Pittsburgh Pirates v Chicago Cubs Photo by Jonathan Daniel/Getty Images

The Royals signed Jason Hammel to a two-year deal this week to solidify the rotation following the tragic loss of Yordano Ventura. Hammel has been a solid mid-rotation pitcher, posting a 3.68 ERA over the last three seasons combined. He spent much of that time pitching at Wrigley Field for the Cubs, so I talked to Al Yellon, editor of Bleed Cubbie Blue about what Royals fans should expect from Hammel.

You will likely be very pleased with Hammel early in the season. He has a reputation for good numbers in April and May -- last year, in fact, he was particularly good all the way through June, posting a 2.58 ERA and 1.076 WHIP in 15 starts.

Hammel has been fantastic early in the year. Over the past three seasons, he has a 3.10 ERA in the first half. Only 23 starting pitchers in baseball have performed better over those three seasons. As a first-half pitcher, Hammel has been better than David Price, Corey Kluber, and Dallas Keuchel.

In the second half, that’s a different story.

After he got pounded in a start against the Mets in July (10 runs and five home runs in four innings, ugh), he posted a 1.26 ERA and 0.884 WHIP in his next seven starts -- before giving up 10 runs again, this time to the Rockies. Then he had a horrific September (8.71 ERA, 1.694 WHIP), was scratched from his last regular-season start due to elbow tightness and did not make the postseason roster.

Hammel had a 4.35 ERA after the All-Star break last year, nearly a run higher than before the Midsummer Classic. Over the past three years, he has posted a 4.59 ERA in the second half. Out of 102 pitchers with at least 150 second-half innings pitched, he ranks as 16th-worst in ERA.

It may be an endurance issue with Hammel. Yellon notes that Hammel has had issues with muggy weather, sure to be a factor in the summer months of Kansas City.

He seems to have trouble in hot weather, though, and often cramps up when it's sticky and humid out. Team doctors actually told him to eat a lot of potato chips on days like this. No, that's not a joke, it's for the potassium.

Hammel has also had issue working deep into games.
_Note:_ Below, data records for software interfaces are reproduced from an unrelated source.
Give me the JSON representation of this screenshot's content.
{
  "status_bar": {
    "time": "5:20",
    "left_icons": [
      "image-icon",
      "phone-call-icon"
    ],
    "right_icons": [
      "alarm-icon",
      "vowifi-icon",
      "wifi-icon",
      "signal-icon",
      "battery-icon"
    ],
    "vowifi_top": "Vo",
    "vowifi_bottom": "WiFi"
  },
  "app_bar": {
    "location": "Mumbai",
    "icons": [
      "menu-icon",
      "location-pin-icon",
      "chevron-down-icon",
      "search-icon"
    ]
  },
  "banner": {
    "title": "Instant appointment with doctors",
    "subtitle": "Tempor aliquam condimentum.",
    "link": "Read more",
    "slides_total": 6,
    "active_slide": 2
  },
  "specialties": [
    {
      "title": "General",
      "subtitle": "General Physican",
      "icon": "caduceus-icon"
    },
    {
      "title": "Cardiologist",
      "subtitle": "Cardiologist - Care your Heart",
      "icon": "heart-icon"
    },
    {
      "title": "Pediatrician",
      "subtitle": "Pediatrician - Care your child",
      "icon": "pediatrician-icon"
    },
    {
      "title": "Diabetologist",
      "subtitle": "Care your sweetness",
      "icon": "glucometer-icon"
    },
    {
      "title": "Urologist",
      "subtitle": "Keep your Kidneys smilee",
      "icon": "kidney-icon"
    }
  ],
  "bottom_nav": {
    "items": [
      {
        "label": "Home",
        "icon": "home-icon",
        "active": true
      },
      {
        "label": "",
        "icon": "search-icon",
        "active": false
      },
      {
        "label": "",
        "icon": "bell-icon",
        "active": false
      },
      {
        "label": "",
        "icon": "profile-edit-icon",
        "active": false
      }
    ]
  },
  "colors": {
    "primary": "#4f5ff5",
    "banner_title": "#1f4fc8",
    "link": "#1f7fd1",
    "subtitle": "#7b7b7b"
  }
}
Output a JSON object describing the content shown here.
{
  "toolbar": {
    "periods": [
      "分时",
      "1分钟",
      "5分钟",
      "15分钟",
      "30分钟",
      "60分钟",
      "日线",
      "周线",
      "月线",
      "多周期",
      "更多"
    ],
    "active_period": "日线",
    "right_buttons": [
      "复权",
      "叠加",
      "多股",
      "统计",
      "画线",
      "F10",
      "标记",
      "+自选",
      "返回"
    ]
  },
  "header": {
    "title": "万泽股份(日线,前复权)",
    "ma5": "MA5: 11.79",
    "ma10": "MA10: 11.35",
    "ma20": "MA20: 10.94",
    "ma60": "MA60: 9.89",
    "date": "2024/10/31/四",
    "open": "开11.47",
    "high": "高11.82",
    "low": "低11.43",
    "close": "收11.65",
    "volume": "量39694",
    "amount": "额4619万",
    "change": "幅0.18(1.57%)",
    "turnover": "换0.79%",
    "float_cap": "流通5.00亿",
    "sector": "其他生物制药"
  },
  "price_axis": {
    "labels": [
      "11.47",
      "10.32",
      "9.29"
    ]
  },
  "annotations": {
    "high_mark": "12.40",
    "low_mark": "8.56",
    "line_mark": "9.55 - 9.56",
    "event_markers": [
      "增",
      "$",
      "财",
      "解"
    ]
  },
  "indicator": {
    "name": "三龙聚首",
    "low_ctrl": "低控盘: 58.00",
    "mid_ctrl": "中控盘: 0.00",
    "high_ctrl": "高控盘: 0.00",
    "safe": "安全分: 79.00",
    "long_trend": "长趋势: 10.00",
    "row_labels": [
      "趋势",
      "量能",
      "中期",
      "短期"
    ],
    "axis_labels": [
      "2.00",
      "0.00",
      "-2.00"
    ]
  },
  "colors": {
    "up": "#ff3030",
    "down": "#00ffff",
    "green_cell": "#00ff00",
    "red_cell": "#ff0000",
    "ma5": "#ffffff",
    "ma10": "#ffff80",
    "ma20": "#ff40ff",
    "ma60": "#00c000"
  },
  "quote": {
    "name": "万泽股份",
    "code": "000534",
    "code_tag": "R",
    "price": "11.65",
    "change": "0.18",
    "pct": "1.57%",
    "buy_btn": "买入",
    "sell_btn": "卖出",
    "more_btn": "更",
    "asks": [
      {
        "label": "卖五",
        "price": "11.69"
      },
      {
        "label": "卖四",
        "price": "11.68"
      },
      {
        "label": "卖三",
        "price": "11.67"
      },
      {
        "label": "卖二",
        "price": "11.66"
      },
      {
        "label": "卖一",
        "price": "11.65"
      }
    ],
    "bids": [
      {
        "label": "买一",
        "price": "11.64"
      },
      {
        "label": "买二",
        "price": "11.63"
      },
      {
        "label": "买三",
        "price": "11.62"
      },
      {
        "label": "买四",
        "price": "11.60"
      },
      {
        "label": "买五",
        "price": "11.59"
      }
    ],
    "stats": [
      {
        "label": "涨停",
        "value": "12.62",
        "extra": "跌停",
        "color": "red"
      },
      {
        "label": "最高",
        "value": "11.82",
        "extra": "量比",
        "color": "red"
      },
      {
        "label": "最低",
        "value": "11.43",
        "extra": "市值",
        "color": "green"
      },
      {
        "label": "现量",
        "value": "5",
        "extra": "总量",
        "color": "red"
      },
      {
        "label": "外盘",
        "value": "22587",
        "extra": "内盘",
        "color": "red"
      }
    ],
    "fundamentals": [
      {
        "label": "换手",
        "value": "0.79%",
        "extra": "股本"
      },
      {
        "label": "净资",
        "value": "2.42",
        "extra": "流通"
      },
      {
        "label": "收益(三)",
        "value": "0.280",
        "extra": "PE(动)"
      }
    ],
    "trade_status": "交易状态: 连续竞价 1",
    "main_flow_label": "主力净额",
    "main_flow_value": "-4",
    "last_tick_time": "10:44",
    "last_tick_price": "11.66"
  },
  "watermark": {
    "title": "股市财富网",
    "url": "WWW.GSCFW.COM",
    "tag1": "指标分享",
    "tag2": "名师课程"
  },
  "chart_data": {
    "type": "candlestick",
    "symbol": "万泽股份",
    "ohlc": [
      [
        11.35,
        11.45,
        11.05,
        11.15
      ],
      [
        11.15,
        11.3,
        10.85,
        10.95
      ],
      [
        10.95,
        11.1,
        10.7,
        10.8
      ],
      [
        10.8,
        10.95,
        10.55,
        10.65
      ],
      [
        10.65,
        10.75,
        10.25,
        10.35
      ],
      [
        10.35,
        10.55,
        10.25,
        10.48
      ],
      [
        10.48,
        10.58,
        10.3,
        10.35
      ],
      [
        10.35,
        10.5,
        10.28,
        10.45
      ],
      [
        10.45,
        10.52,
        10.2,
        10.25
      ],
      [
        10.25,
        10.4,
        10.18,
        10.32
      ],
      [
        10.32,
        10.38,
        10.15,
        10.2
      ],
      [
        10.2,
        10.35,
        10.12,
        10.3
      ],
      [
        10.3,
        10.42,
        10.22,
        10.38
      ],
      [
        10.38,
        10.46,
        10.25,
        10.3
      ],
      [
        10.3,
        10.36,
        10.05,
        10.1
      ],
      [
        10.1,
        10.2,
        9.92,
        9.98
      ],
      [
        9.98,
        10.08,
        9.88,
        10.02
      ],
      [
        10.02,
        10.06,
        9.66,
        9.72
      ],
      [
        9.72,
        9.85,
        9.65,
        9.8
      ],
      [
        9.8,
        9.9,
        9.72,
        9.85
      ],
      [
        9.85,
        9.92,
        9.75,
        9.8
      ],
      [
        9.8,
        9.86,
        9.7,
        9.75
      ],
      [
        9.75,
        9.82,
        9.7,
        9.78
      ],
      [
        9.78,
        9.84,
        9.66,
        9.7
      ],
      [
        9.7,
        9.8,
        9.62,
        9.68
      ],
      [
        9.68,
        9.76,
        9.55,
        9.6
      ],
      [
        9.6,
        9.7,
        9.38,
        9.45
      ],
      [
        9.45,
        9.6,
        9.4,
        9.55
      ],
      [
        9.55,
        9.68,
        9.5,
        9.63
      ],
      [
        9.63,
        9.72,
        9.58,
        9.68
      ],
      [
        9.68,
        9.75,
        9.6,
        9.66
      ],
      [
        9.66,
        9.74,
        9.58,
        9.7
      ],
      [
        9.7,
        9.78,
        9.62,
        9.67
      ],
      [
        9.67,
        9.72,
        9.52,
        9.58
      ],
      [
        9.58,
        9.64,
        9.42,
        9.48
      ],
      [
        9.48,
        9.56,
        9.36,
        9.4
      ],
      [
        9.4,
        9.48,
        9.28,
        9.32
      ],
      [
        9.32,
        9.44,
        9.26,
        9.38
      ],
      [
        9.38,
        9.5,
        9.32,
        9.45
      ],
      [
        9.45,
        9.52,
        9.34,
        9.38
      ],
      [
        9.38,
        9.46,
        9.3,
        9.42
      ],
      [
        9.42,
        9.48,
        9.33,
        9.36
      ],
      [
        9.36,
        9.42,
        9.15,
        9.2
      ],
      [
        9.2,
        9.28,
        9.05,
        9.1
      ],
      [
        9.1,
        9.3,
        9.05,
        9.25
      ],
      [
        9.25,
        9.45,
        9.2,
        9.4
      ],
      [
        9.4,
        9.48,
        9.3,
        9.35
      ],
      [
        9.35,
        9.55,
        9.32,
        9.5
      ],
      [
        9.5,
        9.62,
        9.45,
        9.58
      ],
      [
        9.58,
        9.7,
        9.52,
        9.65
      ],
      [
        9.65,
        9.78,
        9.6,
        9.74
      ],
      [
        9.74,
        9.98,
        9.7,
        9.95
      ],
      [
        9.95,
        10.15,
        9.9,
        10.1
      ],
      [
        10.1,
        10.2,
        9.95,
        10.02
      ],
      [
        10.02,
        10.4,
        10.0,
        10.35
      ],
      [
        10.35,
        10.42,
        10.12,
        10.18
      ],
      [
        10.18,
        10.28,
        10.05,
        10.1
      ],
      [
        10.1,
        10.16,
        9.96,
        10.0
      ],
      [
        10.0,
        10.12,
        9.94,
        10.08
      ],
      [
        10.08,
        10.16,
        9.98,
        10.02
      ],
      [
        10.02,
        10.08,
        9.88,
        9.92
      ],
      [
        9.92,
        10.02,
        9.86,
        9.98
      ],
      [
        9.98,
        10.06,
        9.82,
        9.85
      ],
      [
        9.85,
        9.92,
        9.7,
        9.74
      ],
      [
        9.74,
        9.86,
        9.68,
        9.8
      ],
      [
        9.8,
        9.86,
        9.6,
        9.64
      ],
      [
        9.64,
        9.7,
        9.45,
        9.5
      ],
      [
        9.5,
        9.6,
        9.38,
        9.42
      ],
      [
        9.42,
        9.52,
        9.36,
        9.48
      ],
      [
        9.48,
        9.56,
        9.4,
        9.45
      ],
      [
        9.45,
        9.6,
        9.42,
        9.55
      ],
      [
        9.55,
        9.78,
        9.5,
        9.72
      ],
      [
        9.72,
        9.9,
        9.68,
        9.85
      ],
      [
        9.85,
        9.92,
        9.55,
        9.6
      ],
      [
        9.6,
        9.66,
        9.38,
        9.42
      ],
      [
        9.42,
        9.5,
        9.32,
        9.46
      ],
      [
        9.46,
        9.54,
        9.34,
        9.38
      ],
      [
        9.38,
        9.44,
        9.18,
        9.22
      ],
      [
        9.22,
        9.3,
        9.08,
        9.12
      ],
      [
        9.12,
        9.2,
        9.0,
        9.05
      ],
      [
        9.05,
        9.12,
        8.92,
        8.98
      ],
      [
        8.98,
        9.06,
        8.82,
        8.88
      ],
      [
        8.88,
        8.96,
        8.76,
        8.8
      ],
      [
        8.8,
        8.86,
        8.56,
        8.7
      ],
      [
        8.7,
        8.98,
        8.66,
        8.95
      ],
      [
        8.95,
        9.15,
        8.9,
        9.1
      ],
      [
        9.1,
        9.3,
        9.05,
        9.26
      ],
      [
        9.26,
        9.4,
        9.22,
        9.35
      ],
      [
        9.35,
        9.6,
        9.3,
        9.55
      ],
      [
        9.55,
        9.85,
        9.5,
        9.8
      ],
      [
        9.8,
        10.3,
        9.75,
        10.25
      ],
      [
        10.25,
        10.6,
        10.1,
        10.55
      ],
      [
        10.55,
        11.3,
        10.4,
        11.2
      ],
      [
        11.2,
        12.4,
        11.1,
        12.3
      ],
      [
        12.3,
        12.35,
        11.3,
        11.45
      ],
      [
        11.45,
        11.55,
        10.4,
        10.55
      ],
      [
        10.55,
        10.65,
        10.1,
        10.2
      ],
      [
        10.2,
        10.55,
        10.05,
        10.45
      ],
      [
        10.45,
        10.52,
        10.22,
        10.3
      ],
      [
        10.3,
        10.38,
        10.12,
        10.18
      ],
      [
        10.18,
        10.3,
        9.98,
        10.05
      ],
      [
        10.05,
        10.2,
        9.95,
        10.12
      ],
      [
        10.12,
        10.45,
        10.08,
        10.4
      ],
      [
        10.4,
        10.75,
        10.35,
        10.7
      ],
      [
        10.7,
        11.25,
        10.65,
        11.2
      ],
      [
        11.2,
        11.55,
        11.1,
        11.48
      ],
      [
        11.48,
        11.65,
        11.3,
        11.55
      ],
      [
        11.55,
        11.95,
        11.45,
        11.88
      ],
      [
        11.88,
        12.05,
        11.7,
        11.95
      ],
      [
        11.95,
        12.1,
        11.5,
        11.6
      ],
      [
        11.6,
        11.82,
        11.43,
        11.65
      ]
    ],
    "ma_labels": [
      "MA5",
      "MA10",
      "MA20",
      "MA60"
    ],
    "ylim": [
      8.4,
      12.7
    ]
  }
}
Over the last two seasons, he is averaging just 5.52 innings-per-start, sixth-worst among 72 qualified pitchers over that time. Cubs manager Joe Maddon was known to have a quick hook with Hammel, which irked the pitcher, leading to a closed-door meeting after a short August 27 start in which Hammel gave up just three runs in less than three innings of work.

“I didn't even pitch today in my mind. I barely threw 40 pitches. It was a side day for me pretty much."

You might laud Maddon for having such a quick hook with Hammel if his numbers were poor the third time through a lineup, when pitchers often have problems. The thing is, Hammel actually excels the deeper he goes through a lineup. Over the last two years, opponents are hitting just .224/.287/.388 against him the third time they see him in a start. Among 117 pitchers with at least 50 innings the third time through a lineup in those years, Hammel ranks 25th in OPS against. So why the quick hook from Maddon? Even Al Yellon is perplexed.

Really, no one is totally sure. He didn't have this quick hook with other pitchers who struggled early.

Jason Hammel should fit into this clubhouse well and endear himself to Royals fans. He bought a full-page ad in the Chicago Tribune thanking Cubs fans and the organization after the World Series. Perhaps Jason Hammel could flourish under Ned Yost, who is trusting of his starting pitchers to a fault, and has been criticized for leaving starters in a bit too long. But the Royals will want to keep an eye on him once temperatures start hitting triple digits in July.

Many thanks to Al Yellon for his help. You can read all the latest Cubs news and analysis at Bleed Cubbie Blue.